The Americans who arrived Wednesday flew on two U.S.-chartered jets and landed at Travis Air Force Base, located in Northern California between San Francisco and Sacramento. About half are being housed there and the others were flown to Marine Corps Air Station Miramar just outside San Diego. Miramar is the former home of the Navy flight school that inspired the film “Top Gun.”
At Travis, they will live in a base hotel. There is a large outdoor area and common spaces in addition to individual rooms. At a Miramar, some are staying at the Consolidated Bachelor Quarters. Images provided by the military show a communal dining area with large dispensers of breakfast cereal, a laundry room and an auditorium, playground and lecture hall. Others are staying at an inn on the base.
Dr. Christopher Braden, the CDC’s lead representative at Miramar, said the roughly 170 passengers were of all ages, including infants. He said they were in “a difficult situation.”
“They’re allowed 70 pounds of luggage to carry on board with them, Braden said, “So there’s not very much they have in the way of personal belongings, and so we need to do what we can to make sure that they’re well cared for.”
They are free to roam their quarantined areas and will have phone and internet access.
The CDC isn’t recommending face masks or other protective gear but suggests that everyone keep a distance of about 6 feet (1.8 meters).
Anyone who exhibits coronavirus symptoms will be isolated in a medical facility. Three adults and a child at Miramar were found to have fever or a cough and brought to local hospitals Wednesday evening, the CDC said.
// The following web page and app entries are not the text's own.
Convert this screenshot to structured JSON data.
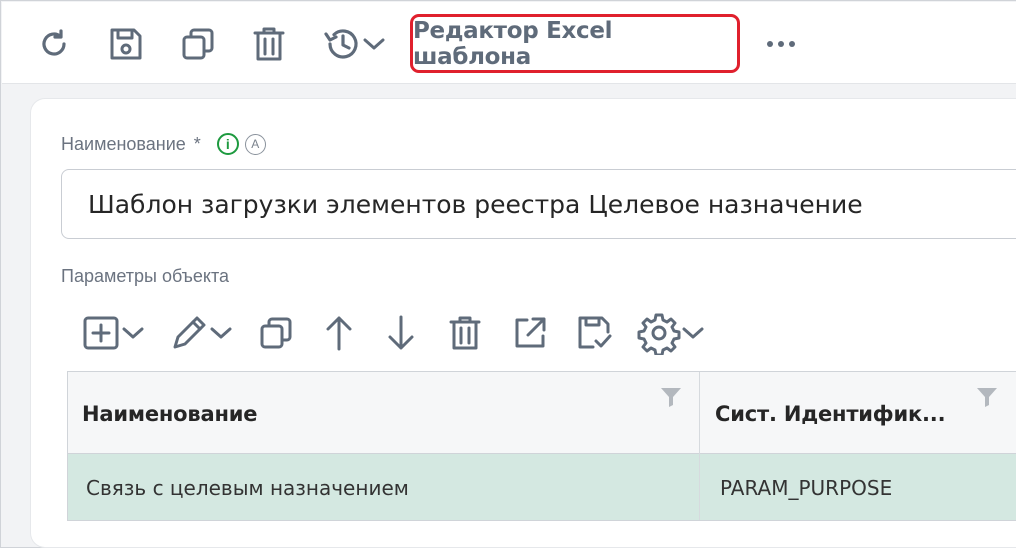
{
  "toolbar": {
    "editor_label": "Редактор Excel шаблона",
    "icons": [
      "refresh-icon",
      "save-icon",
      "copy-icon",
      "trash-icon",
      "history-icon",
      "more-icon"
    ]
  },
  "form": {
    "name_label": "Наименование",
    "required_mark": "*",
    "info_badge": "i",
    "auto_badge": "A",
    "name_value": "Шаблон загрузки элементов реестра Целевое назначение",
    "params_label": "Параметры объекта"
  },
  "grid": {
    "columns": [
      "Наименование",
      "Сист. Идентифик..."
    ],
    "rows": [
      [
        "Связь с целевым назначением",
        "PARAM_PURPOSE"
      ]
    ],
    "selected_row_color": "#d4e8e1"
  },
  "colors": {
    "accent_red": "#e0202d",
    "icon_gray": "#5f6b7a",
    "info_green": "#1d9a3f"
  }
}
In Riverside County, some evacuees still wear face masks and keep their distance, but people are friendly to each other, said Jarred Evans, a former University of Cincinnati quarterback now playing professionally in China .
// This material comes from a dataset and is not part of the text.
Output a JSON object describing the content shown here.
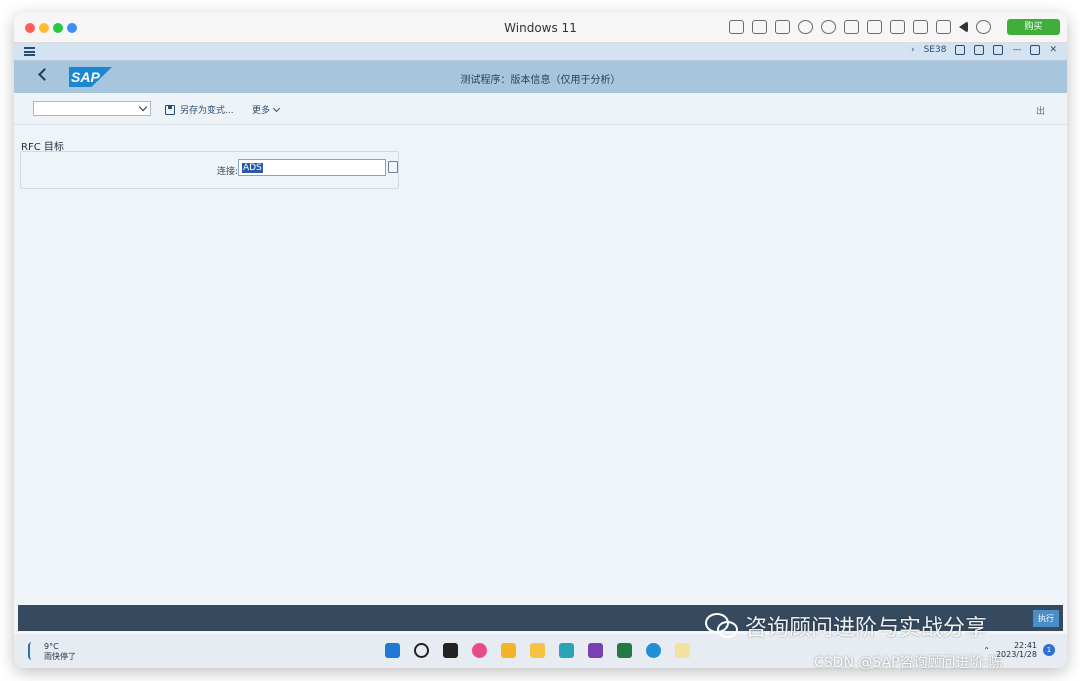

“Everything has been pretty chill,” Evans said.
But many face also challenges such as family stuck in China and business disruptions. McCoy said much of his work has slowed and he’s been seeking help to keep supporting his son.
Kimmy McDaniel, co-founder of the non-profit Project Strong One, said she was moved to try to help the evacuees, noting many work for the State Department.
Her group furnished bikes and games for the kids, hair conditioner, diapers, and “anything and everything that would help make this transition more palatable and a positive experience,” she said.
There is also a round-the-clock mobile health clinic. One child was sent to the hospital with a fever, accompanied by a parent, but returned to the base after testing negative for the virus, said Jose Arballo Jr., a spokesman for the county’s public health agency.
For this first group, the quarantine will end Tuesday. But those arriving on later flights are just beginning their journey. “The American spirit provides,” McCoy said. “Everybody’s nice to everybody. I think that’s going to happen in all the other places.”
Associated Press writers Elliot Spagat and Julie Watson in San Diego, Christopher Weber in Los Angeles, Carla K. Johnson in Seattle and Terry Chea in Fairfield, California, contributed to this report.
This story has been corrected to show a nonprofit is called Project Strong One, not Project Support One.